* _Assigned task_
Find every line of the data below that has "name" in it. Reply with the number only.

(Web page and app entries)
====

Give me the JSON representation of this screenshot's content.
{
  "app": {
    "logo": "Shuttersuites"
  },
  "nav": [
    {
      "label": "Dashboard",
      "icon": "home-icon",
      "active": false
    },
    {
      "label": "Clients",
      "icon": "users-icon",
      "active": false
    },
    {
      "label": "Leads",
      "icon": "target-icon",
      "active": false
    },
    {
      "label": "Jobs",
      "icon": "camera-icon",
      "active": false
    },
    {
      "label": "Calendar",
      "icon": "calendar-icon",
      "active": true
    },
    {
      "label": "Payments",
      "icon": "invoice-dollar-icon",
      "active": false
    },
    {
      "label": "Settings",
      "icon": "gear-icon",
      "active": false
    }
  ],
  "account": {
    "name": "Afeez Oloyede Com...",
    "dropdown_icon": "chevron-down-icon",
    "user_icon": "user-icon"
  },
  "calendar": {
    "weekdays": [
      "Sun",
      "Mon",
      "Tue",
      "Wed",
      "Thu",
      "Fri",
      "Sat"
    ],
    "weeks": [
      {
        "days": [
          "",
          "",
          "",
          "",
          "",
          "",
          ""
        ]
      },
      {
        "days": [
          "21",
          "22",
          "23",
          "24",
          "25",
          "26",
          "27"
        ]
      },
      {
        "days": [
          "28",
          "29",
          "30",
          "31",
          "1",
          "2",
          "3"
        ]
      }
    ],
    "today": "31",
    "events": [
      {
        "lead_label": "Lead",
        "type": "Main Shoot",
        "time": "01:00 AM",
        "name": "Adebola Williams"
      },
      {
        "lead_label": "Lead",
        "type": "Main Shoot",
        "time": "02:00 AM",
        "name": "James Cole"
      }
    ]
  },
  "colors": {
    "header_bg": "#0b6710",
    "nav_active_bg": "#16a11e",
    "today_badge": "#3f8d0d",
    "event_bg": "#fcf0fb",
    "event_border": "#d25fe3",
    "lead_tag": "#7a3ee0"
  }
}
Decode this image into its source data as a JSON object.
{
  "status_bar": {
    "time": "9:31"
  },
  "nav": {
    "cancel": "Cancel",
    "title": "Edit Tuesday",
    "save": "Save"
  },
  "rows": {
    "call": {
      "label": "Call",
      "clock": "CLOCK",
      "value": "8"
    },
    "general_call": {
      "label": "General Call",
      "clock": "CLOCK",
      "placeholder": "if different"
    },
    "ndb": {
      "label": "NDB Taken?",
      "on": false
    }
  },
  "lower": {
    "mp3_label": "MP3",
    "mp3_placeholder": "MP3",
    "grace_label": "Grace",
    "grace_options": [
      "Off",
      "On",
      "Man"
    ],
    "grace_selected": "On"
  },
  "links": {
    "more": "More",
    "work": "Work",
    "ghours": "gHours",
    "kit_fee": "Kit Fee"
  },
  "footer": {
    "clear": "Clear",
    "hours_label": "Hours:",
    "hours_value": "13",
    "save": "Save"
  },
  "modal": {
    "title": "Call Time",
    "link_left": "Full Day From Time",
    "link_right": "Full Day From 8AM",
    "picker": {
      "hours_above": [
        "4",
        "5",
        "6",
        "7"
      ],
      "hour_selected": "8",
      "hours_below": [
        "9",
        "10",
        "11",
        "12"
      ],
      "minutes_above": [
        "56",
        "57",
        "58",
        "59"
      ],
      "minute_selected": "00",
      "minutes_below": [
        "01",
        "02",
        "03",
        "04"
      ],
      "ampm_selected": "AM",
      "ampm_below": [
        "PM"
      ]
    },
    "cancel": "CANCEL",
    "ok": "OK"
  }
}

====

* _Problem solution_
3